● **TASK TO CARRY OUT**: In the entries below, the word "JSON" appears on some lines. Copy each of those lines.

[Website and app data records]

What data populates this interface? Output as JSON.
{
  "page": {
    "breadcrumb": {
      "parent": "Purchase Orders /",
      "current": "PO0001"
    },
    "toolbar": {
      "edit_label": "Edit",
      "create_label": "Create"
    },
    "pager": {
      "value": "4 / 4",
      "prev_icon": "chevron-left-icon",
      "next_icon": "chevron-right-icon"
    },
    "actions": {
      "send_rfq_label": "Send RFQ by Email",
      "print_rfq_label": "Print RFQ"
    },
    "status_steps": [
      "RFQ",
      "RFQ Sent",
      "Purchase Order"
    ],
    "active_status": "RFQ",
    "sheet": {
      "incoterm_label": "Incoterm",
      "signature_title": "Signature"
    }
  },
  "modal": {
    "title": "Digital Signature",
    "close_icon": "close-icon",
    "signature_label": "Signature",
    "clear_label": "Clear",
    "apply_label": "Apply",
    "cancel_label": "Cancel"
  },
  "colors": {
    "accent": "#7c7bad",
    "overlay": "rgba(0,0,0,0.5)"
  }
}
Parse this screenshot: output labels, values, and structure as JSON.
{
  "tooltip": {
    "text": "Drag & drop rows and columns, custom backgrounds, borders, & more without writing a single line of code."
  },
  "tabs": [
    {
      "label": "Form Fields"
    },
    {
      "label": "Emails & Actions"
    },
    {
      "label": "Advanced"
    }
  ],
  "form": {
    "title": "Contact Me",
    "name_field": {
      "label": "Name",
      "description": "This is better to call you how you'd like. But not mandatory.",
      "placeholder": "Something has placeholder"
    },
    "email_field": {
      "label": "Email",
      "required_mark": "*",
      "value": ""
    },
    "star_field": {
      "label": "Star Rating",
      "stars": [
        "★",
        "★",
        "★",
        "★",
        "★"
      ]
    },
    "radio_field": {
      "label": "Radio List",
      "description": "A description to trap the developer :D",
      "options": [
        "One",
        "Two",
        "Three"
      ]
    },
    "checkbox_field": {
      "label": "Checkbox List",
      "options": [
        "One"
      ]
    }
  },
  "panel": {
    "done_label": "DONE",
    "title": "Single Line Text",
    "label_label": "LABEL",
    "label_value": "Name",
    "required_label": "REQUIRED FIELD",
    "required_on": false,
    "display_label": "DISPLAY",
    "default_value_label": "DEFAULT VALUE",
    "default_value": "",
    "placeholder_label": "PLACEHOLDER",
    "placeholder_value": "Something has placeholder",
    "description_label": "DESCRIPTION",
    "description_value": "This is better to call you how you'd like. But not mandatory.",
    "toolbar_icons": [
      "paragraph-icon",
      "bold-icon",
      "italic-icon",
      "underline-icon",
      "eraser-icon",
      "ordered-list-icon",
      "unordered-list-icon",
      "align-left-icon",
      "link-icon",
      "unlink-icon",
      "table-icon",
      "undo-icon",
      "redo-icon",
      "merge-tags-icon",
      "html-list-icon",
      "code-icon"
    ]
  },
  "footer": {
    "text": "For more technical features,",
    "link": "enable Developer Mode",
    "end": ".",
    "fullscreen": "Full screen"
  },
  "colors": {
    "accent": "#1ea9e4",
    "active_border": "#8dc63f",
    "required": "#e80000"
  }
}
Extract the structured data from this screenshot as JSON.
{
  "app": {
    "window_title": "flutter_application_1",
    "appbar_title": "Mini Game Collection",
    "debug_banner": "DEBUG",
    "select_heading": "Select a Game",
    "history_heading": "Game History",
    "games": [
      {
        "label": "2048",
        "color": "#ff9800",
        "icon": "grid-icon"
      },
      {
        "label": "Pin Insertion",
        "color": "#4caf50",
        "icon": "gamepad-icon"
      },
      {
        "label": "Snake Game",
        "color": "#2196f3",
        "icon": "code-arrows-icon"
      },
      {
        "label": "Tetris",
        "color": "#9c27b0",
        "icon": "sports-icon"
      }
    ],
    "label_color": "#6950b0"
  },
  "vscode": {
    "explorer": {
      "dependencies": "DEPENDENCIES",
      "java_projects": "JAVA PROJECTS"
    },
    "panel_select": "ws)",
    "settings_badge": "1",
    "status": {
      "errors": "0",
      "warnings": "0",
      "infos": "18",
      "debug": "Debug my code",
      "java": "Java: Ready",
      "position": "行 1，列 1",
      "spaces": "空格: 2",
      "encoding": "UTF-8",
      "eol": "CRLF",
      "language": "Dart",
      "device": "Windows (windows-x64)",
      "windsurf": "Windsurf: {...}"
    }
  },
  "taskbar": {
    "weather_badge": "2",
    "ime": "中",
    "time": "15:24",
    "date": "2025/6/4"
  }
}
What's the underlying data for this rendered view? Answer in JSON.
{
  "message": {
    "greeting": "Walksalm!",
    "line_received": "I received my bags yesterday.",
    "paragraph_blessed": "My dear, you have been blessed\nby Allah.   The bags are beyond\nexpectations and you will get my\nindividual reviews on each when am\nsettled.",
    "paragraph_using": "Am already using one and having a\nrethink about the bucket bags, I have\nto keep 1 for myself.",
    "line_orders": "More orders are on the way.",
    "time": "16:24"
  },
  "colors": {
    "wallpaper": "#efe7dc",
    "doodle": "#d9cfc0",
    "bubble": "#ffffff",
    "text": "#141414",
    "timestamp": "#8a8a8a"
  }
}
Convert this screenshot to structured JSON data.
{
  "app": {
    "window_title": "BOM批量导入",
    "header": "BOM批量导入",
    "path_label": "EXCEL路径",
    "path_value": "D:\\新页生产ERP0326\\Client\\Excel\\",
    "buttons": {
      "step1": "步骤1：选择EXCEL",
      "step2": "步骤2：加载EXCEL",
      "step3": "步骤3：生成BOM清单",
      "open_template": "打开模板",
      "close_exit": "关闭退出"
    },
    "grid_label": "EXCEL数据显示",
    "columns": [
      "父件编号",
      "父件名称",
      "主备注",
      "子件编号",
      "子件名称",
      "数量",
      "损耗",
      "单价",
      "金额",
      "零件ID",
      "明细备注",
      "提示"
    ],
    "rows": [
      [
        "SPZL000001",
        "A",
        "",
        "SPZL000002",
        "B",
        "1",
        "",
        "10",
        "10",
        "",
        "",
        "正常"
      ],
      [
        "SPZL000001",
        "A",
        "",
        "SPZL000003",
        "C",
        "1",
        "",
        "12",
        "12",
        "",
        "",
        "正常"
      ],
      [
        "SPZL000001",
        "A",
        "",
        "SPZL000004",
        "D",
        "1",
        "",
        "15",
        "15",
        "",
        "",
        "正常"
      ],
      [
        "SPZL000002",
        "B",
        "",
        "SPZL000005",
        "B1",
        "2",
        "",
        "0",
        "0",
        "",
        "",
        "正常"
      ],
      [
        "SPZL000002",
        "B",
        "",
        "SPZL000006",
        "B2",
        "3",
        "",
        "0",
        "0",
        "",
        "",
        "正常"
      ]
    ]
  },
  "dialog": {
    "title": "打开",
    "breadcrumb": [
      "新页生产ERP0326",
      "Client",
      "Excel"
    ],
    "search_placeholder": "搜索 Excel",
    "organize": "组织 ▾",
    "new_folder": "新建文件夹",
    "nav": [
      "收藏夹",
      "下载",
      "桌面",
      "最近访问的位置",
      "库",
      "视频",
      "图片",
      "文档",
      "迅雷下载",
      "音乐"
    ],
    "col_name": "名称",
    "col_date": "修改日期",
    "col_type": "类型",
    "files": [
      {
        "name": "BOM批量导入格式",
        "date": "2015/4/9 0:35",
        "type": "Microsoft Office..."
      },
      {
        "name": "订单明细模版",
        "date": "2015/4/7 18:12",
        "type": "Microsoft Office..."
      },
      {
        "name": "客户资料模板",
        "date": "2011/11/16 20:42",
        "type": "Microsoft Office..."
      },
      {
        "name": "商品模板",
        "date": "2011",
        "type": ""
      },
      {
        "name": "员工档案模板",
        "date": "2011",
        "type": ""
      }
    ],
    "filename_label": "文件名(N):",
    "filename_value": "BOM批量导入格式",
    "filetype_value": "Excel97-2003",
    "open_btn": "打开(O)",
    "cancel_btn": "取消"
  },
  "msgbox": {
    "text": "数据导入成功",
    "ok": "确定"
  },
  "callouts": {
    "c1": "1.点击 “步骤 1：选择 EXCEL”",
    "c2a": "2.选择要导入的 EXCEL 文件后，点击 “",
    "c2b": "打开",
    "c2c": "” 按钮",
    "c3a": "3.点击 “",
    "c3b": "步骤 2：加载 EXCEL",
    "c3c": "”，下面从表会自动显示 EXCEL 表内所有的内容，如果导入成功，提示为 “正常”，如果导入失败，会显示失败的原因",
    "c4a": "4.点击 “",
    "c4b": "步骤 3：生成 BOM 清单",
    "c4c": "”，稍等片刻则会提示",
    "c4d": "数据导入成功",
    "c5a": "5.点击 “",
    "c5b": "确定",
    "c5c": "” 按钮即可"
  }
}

● **ANSWER AREA**:
What data populates this interface? Output as JSON.
Parse this screenshot: output labels, values, and structure as JSON.
Extract the structured data from this screenshot as JSON.
What's the underlying data for this rendered view? Answer in JSON.
Convert this screenshot to structured JSON data.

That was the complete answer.